Seibert’s job basically involved overseeing security on a large base in Kabul, Afghanistan’s capital.
“I was overall in charge of security operations on the military post, from external threats,” he said.
...The base I was on had a lot of operational activities,” he said. “In general I would say my job when I was over there was to support the operational activities on whole and the Afghan government.”
The mission was called “Resolute Support” in part because it was a period when the brunt of actual combat duties had been transferred from NATO troops to Afghan troops.
“The whole goal was to stabilize Afganistan and it's government,” Seibert said.
He worked mostly with Americans but also with Afghans and troops from some of the more than 30 nations that were part of the mission — British, German, Australians, Italians, Romanians, Georgians, Turks.
Security operations he managed included manning the guard towers, overseeing helicopter landings and take-offs, keeping track of visitors to the base.
“The Macedonian military was providing escorts to the Afghan workers on the base, that were doing work for us,” he said. “You pay the locals to do the work, so you build up the economy.”
His responsibilities ranged from managing various comings and goings — by Afghan government officials for instance — to dealing with situations like problems at the base’s sewage treatment plant.
“The base I was on is like a small city,” he said.
“Ninety-time percent of the time I did that — supervise base operations.

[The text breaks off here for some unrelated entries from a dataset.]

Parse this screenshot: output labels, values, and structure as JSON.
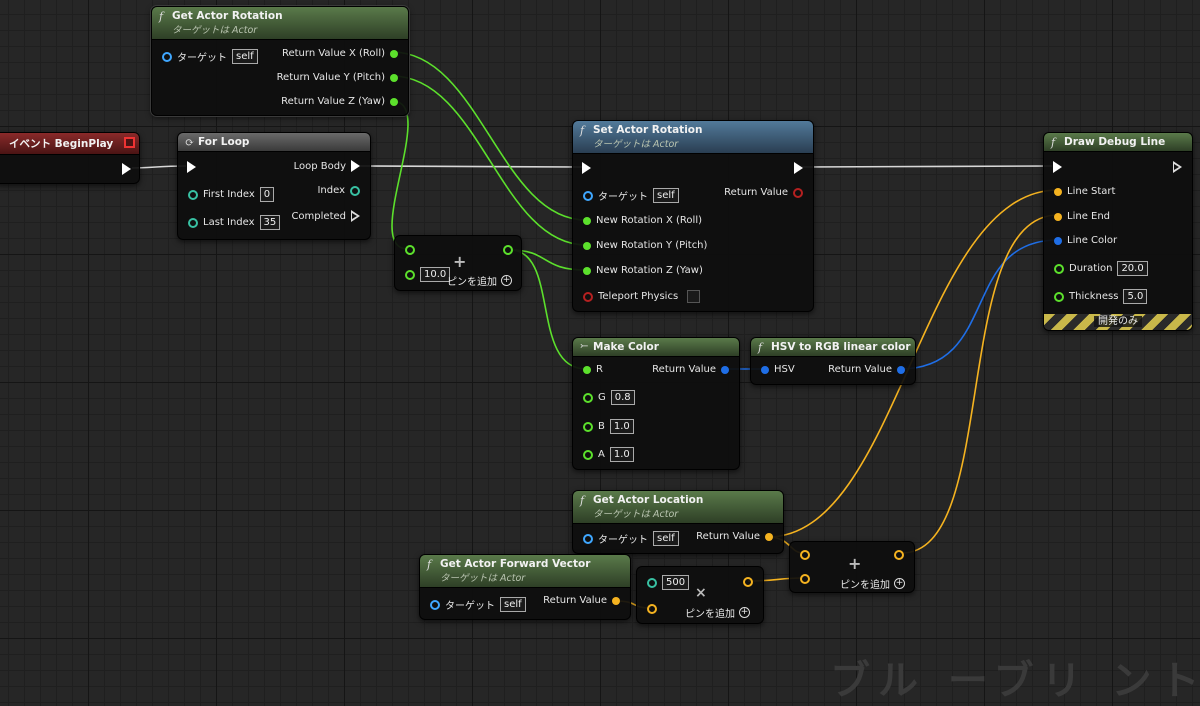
{
  "nodes": {
    "get_actor_rotation": {
      "title": "Get Actor Rotation",
      "subtitle": "ターゲットは Actor",
      "target_label": "ターゲット",
      "target_value": "self",
      "out_x": "Return Value X (Roll)",
      "out_y": "Return Value Y (Pitch)",
      "out_z": "Return Value Z (Yaw)"
    },
    "event_begin_play": {
      "title": "イベント BeginPlay"
    },
    "for_loop": {
      "title": "For Loop",
      "first_index_label": "First Index",
      "first_index_value": "0",
      "last_index_label": "Last Index",
      "last_index_value": "35",
      "loop_body": "Loop Body",
      "index": "Index",
      "completed": "Completed"
    },
    "add_node_top": {
      "input_value": "10.0",
      "add_pin": "ピンを追加"
    },
    "set_actor_rotation": {
      "title": "Set Actor Rotation",
      "subtitle": "ターゲットは Actor",
      "target_label": "ターゲット",
      "target_value": "self",
      "return_value": "Return Value",
      "new_x": "New Rotation X (Roll)",
      "new_y": "New Rotation Y (Pitch)",
      "new_z": "New Rotation Z (Yaw)",
      "teleport": "Teleport Physics"
    },
    "draw_debug_line": {
      "title": "Draw Debug Line",
      "line_start": "Line Start",
      "line_end": "Line End",
      "line_color": "Line Color",
      "duration_label": "Duration",
      "duration_value": "20.0",
      "thickness_label": "Thickness",
      "thickness_value": "5.0",
      "dev_only": "開発のみ"
    },
    "make_color": {
      "title": "Make Color",
      "r": "R",
      "g": "G",
      "g_value": "0.8",
      "b": "B",
      "b_value": "1.0",
      "a": "A",
      "a_value": "1.0",
      "return_value": "Return Value"
    },
    "hsv_to_rgb": {
      "title": "HSV to RGB linear color",
      "hsv": "HSV",
      "return_value": "Return Value"
    },
    "get_actor_location": {
      "title": "Get Actor Location",
      "subtitle": "ターゲットは Actor",
      "target_label": "ターゲット",
      "target_value": "self",
      "return_value": "Return Value"
    },
    "get_actor_forward_vector": {
      "title": "Get Actor Forward Vector",
      "subtitle": "ターゲットは Actor",
      "target_label": "ターゲット",
      "target_value": "self",
      "return_value": "Return Value"
    },
    "multiply_node": {
      "input_value": "500",
      "add_pin": "ピンを追加"
    },
    "add_vector_node": {
      "add_pin": "ピンを追加"
    }
  },
  "watermark": "ブル ーブリ ント",
  "colors": {
    "float_pin": "#5ce02c",
    "int_pin": "#38c1a3",
    "vector_pin": "#f5b320",
    "color_pin": "#1f6ee6",
    "object_pin": "#3fa7ff",
    "bool_pin": "#b52020",
    "exec_wire": "#d8d8d8"
  }
}
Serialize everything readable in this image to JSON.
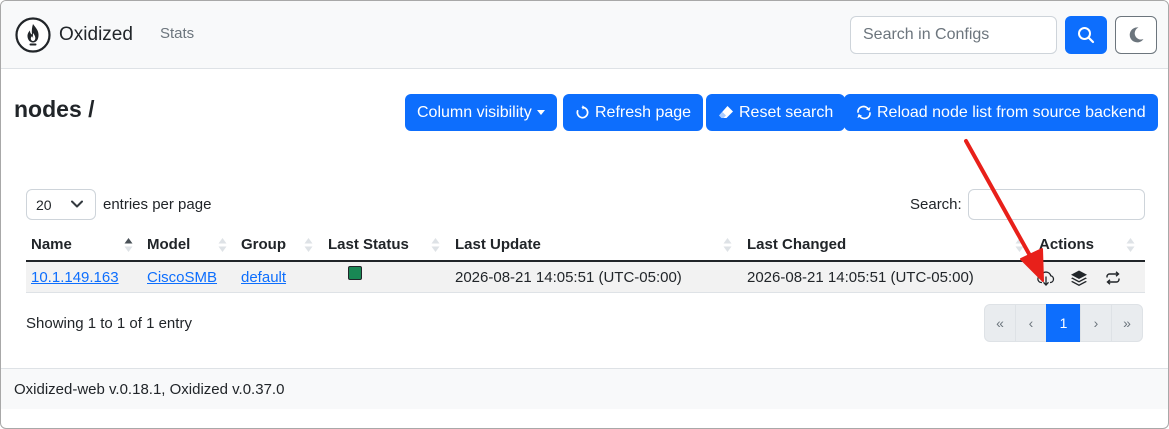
{
  "app": {
    "brand": "Oxidized",
    "nav_stats": "Stats"
  },
  "header_search": {
    "placeholder": "Search in Configs"
  },
  "icons": {
    "logo": "oxidized-flame-logo",
    "search": "search-icon",
    "dark_mode": "moon-icon",
    "refresh": "refresh-icon",
    "reset": "eraser-icon",
    "reload": "reload-icon",
    "fetch": "cloud-download-icon",
    "versions": "layers-icon",
    "refresh_node": "repeat-icon"
  },
  "page": {
    "title": "nodes /"
  },
  "toolbar": {
    "column_visibility": "Column visibility",
    "refresh_page": "Refresh page",
    "reset_search": "Reset search",
    "reload_nodes": "Reload node list from source backend"
  },
  "table_controls": {
    "per_page_value": "20",
    "per_page_label": "entries per page",
    "search_label": "Search:"
  },
  "table": {
    "columns": [
      "Name",
      "Model",
      "Group",
      "Last Status",
      "Last Update",
      "Last Changed",
      "Actions"
    ],
    "rows": [
      {
        "name": "10.1.149.163",
        "model": "CiscoSMB",
        "group": "default",
        "last_status": "success",
        "last_update": "2026-08-21 14:05:51 (UTC-05:00)",
        "last_changed": "2026-08-21 14:05:51 (UTC-05:00)"
      }
    ]
  },
  "status_color": "#198754",
  "accent_color": "#0d6efd",
  "pagination": {
    "showing": "Showing 1 to 1 of 1 entry",
    "first": "«",
    "prev": "‹",
    "current": "1",
    "next": "›",
    "last": "»"
  },
  "footer": {
    "text": "Oxidized-web v.0.18.1, Oxidized v.0.37.0"
  }
}
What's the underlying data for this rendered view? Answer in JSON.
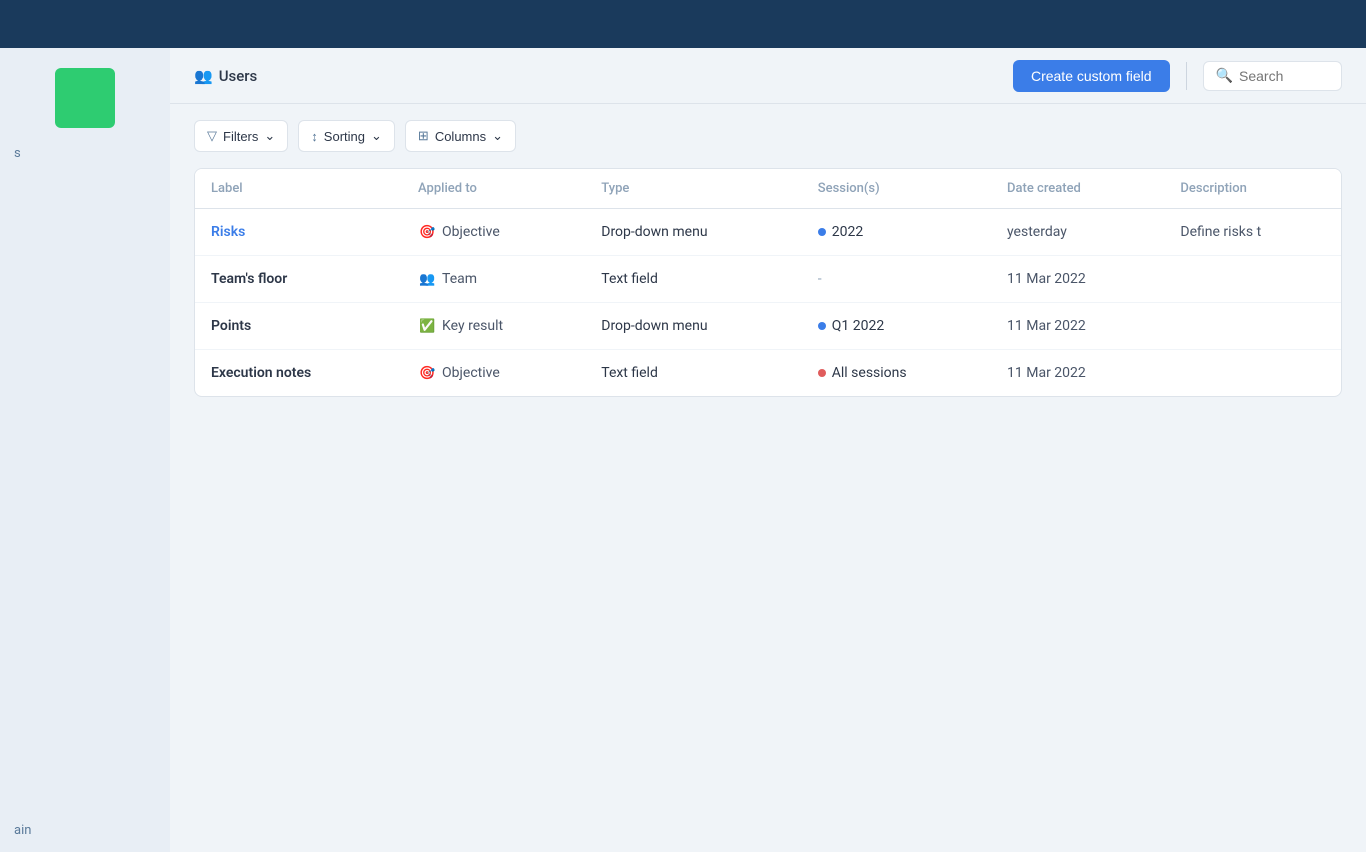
{
  "topBar": {},
  "header": {
    "usersIcon": "👥",
    "usersLabel": "Users",
    "createBtnLabel": "Create custom field",
    "searchPlaceholder": "Search"
  },
  "toolbar": {
    "filtersLabel": "Filters",
    "sortingLabel": "Sorting",
    "columnsLabel": "Columns"
  },
  "table": {
    "columns": [
      "Label",
      "Applied to",
      "Type",
      "Session(s)",
      "Date created",
      "Description"
    ],
    "rows": [
      {
        "label": "Risks",
        "labelType": "link",
        "appliedToIcon": "🎯",
        "appliedTo": "Objective",
        "type": "Drop-down menu",
        "sessionDot": "blue",
        "session": "2022",
        "dateCreated": "yesterday",
        "description": "Define risks t"
      },
      {
        "label": "Team's floor",
        "labelType": "bold",
        "appliedToIcon": "👥",
        "appliedTo": "Team",
        "type": "Text field",
        "sessionDot": "none",
        "session": "-",
        "dateCreated": "11 Mar 2022",
        "description": ""
      },
      {
        "label": "Points",
        "labelType": "bold",
        "appliedToIcon": "✅",
        "appliedTo": "Key result",
        "type": "Drop-down menu",
        "sessionDot": "blue",
        "session": "Q1 2022",
        "dateCreated": "11 Mar 2022",
        "description": ""
      },
      {
        "label": "Execution notes",
        "labelType": "bold",
        "appliedToIcon": "🎯",
        "appliedTo": "Objective",
        "type": "Text field",
        "sessionDot": "red",
        "session": "All sessions",
        "dateCreated": "11 Mar 2022",
        "description": ""
      }
    ]
  },
  "sidebar": {
    "itemLabel": "s",
    "bottomLabel": "ain"
  }
}
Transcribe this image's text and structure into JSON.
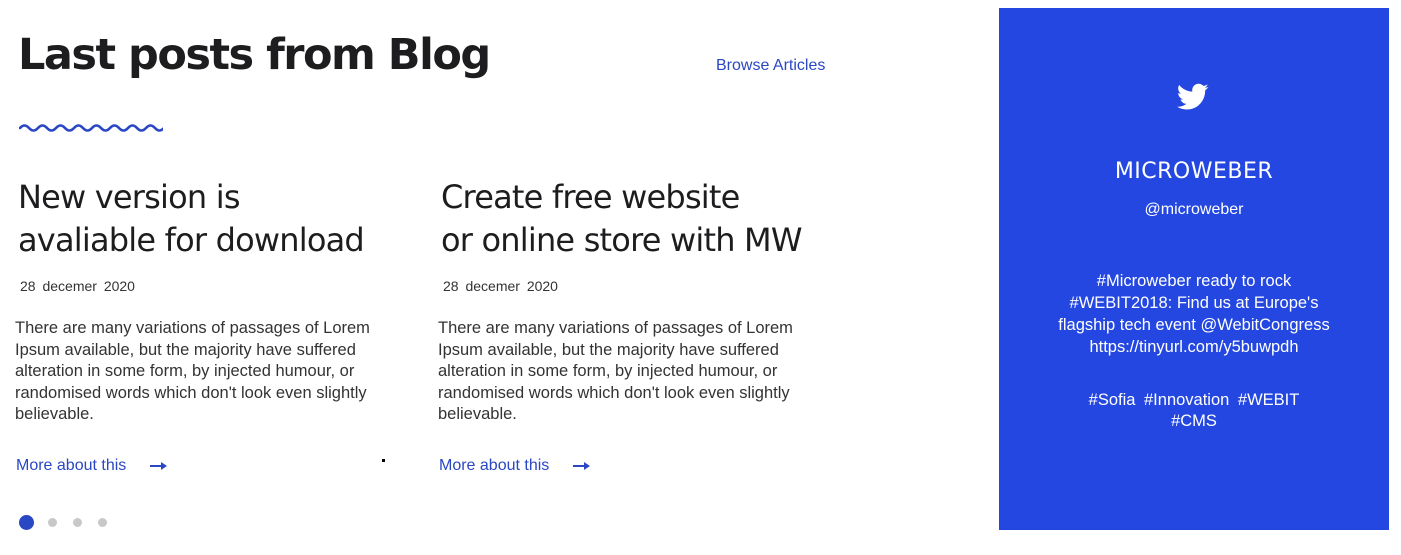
{
  "blog": {
    "heading": "Last posts from Blog",
    "browse_label": "Browse Articles",
    "accent_color": "#2a47c4"
  },
  "posts": [
    {
      "title_lines": [
        "New version is",
        "avaliable for download"
      ],
      "date": "28 decemer 2020",
      "text_lines": [
        "There are many variations of passages of Lorem",
        "Ipsum available, but the majority have suffered",
        "alteration in some form, by injected humour, or",
        "randomised words which don't look even slightly",
        "believable."
      ],
      "more_label": "More about this"
    },
    {
      "title_lines": [
        "Create free website",
        "or online store with MW"
      ],
      "date": "28 decemer 2020",
      "text_lines": [
        "There are many variations of passages of Lorem",
        "Ipsum available, but the majority have suffered",
        "alteration in some form, by injected humour, or",
        "randomised words which don't look even slightly",
        "believable."
      ],
      "more_label": "More about this"
    }
  ],
  "pagination": {
    "count": 4,
    "active_index": 0
  },
  "twitter": {
    "icon": "twitter-bird-icon",
    "brand": "MICROWEBER",
    "handle": "@microweber",
    "tweet_lines": [
      "#Microweber ready to rock",
      "#WEBIT2018: Find us at Europe's",
      "flagship tech event @WebitCongress",
      "https://tinyurl.com/y5buwpdh"
    ],
    "tag_lines": [
      "#Sofia  #Innovation  #WEBIT",
      "#CMS"
    ],
    "background_color": "#2347e0"
  }
}
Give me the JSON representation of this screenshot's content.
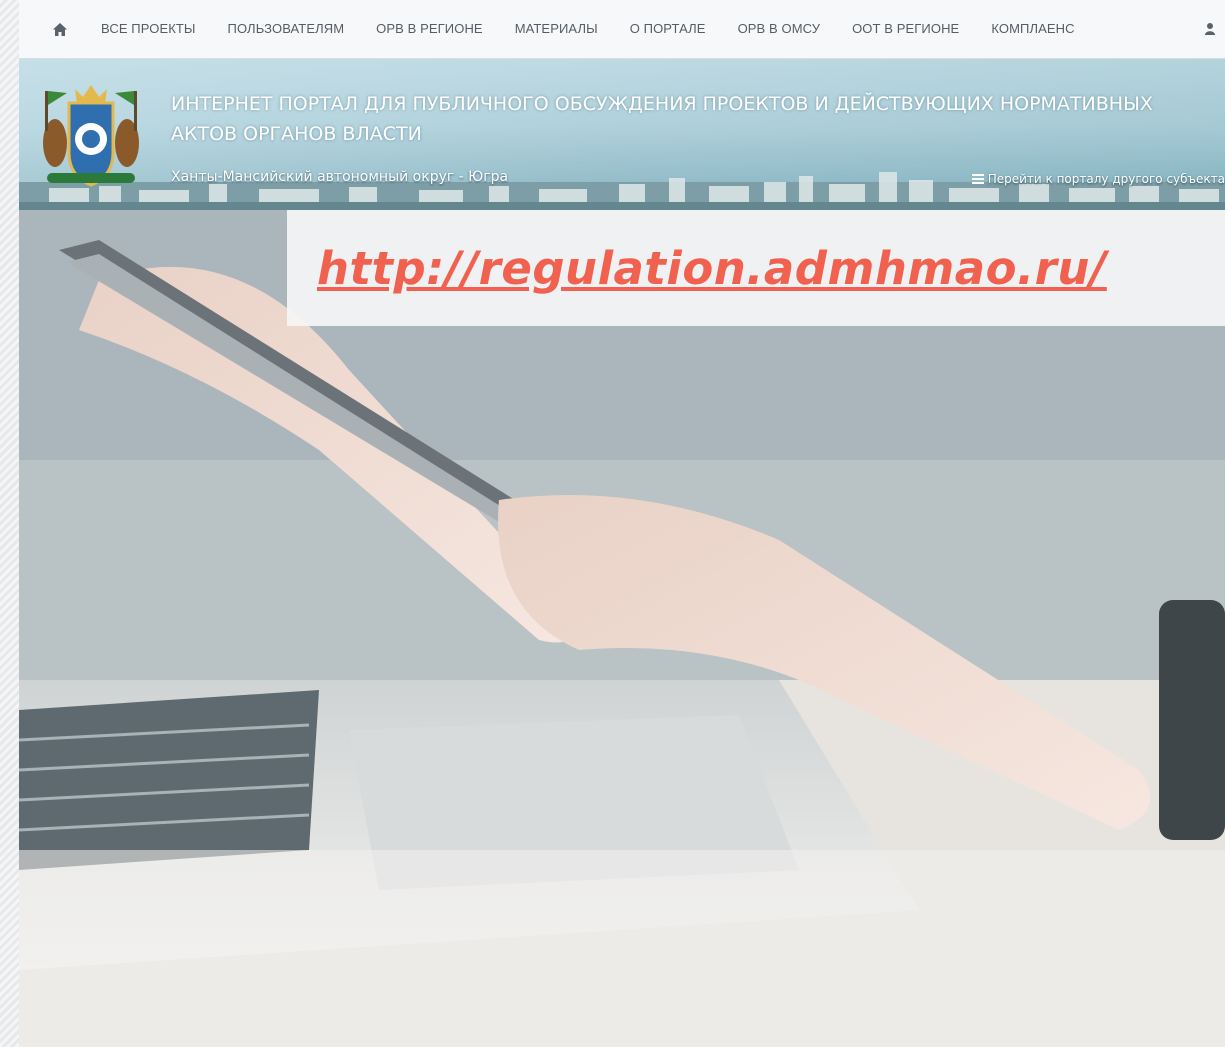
{
  "nav": {
    "home_icon": "home-icon",
    "items": [
      {
        "label": "ВСЕ ПРОЕКТЫ"
      },
      {
        "label": "ПОЛЬЗОВАТЕЛЯМ"
      },
      {
        "label": "ОРВ В РЕГИОНЕ"
      },
      {
        "label": "МАТЕРИАЛЫ"
      },
      {
        "label": "О ПОРТАЛЕ"
      },
      {
        "label": "ОРВ В ОМСУ"
      },
      {
        "label": "ООТ В РЕГИОНЕ"
      },
      {
        "label": "КОМПЛАЕНС"
      }
    ],
    "user_icon": "user-icon"
  },
  "header": {
    "title": "ИНТЕРНЕТ ПОРТАЛ ДЛЯ ПУБЛИЧНОГО ОБСУЖДЕНИЯ ПРОЕКТОВ И ДЕЙСТВУЮЩИХ НОРМАТИВНЫХ АКТОВ ОРГАНОВ ВЛАСТИ",
    "region": "Ханты-Мансийский автономный округ - Югра",
    "switch_portal": "Перейти к порталу другого субъекта",
    "emblem_icon": "coat-of-arms-icon"
  },
  "hero": {
    "url": "http://regulation.admhmao.ru/"
  },
  "colors": {
    "url_accent": "#f0624f",
    "nav_text": "#555d63"
  }
}
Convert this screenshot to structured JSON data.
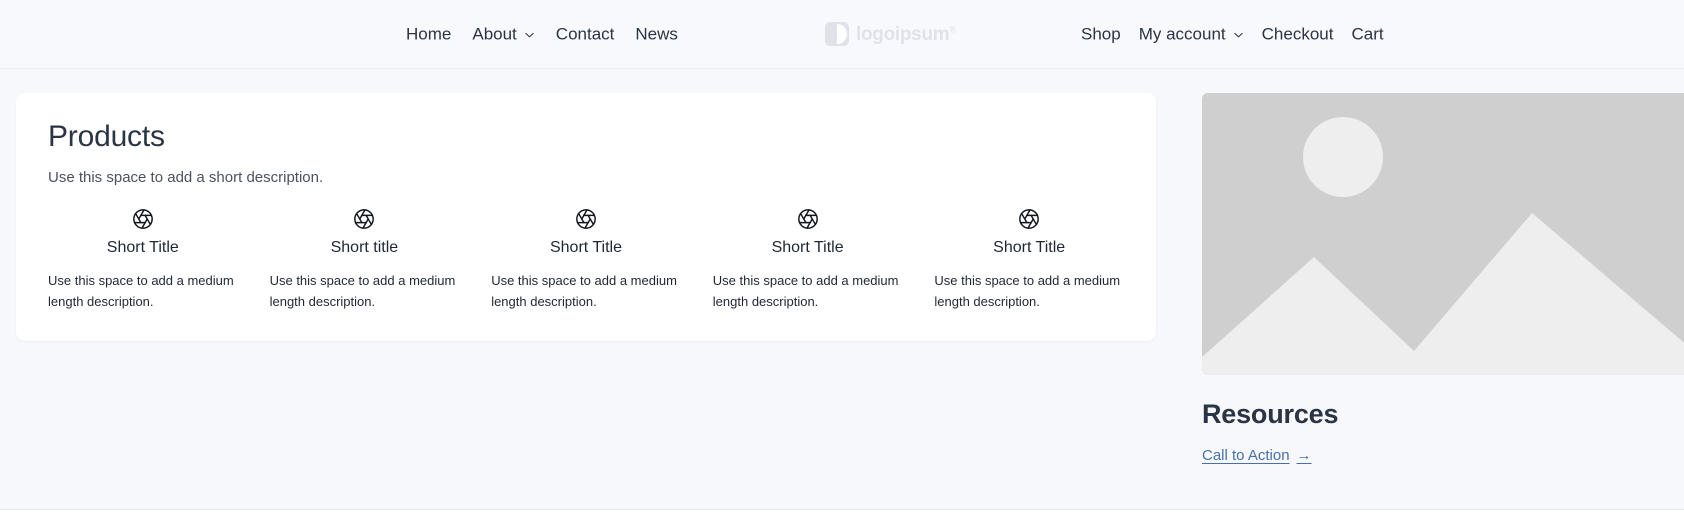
{
  "header": {
    "nav_left": [
      {
        "label": "Home",
        "has_dropdown": false
      },
      {
        "label": "About",
        "has_dropdown": true
      },
      {
        "label": "Contact",
        "has_dropdown": false
      },
      {
        "label": "News",
        "has_dropdown": false
      }
    ],
    "nav_right": [
      {
        "label": "Shop",
        "has_dropdown": false
      },
      {
        "label": "My account",
        "has_dropdown": true
      },
      {
        "label": "Checkout",
        "has_dropdown": false
      },
      {
        "label": "Cart",
        "has_dropdown": false
      }
    ],
    "logo": {
      "text": "logoipsum",
      "registered": "®",
      "icon": "logo-circle-mark"
    }
  },
  "products": {
    "title": "Products",
    "subtitle": "Use this space to add a short description.",
    "cards": [
      {
        "icon": "aperture-icon",
        "title": "Short Title",
        "description": "Use this space to add a medium length description."
      },
      {
        "icon": "aperture-icon",
        "title": "Short title",
        "description": "Use this space to add a medium length description."
      },
      {
        "icon": "aperture-icon",
        "title": "Short Title",
        "description": "Use this space to add a medium length description."
      },
      {
        "icon": "aperture-icon",
        "title": "Short Title",
        "description": "Use this space to add a medium length description."
      },
      {
        "icon": "aperture-icon",
        "title": "Short Title",
        "description": "Use this space to add a medium length description."
      }
    ]
  },
  "resources": {
    "image_placeholder": "image-placeholder-icon",
    "title": "Resources",
    "cta_label": "Call to Action",
    "cta_arrow": "→"
  },
  "colors": {
    "page_background": "#f6f8fb",
    "header_background": "#f7f9fc",
    "card_background": "#ffffff",
    "text_primary": "#2b3445",
    "link": "#4a6fa5",
    "placeholder_gray": "#cfcfcf",
    "placeholder_light": "#eeeeee"
  }
}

We also were a dispatch center,” he said. “We’d have phones manned 24-7.”
Troops from the base did venture out on various missions.
“There were military assistance operations,” Seibert said.
“...We had units that were going out on patrol. They were going out and doing movements of generals or VIPs or senior personnel.”
Although he had a lot of responsibilities, Seibert described his role in modest terms.
“I didn’t have any real power, in the position I was in,” he said. “I was just a low level guy in day-to-day operations, making sure that they get done.”
Seibert, who grew up in Oxford, Connecticut, went to the University of Connecticut.
“I did ROTC in college,” he said. “Commissioned in the Army National Guard in May of 2012.
“I’m a guardsman,” he said “You know the old adage: ‘one weekend a month and two weeks in the summer’ — which isn’t true.”
He has a bachelor’s degree in history from the University of Connecticut and a masters in criminal justice from Sacred Heart University.
“Out of college, I had a history degree. I couldn’t really find a job with that,” he said.
He ended up working for a Securitas, a firm providing security for both the Ridgefield Public Schools and Boehringer Ingelheim.
He worked at Ridgefield High School, and later at Boehringer.
“September of 2013 I got hired for the Ridgefield Police Department, and in 2015 I left for Afghanistan — I took a leave of absence.” he said.
He’s back with the Ridgefield Police now and said he enjoys working here.
“I think it’s a great town and a great community to be in,” he said.
He continues to serve in the Connecticut Army National Guard in the 85th Troop Command, assisting in mission support from Hurricane Isaias to COVID response.
Seibert lives in Woodbury now, with his wife Caitlin and their one year old daughter Mackenzie — who presents a different sort of challenge.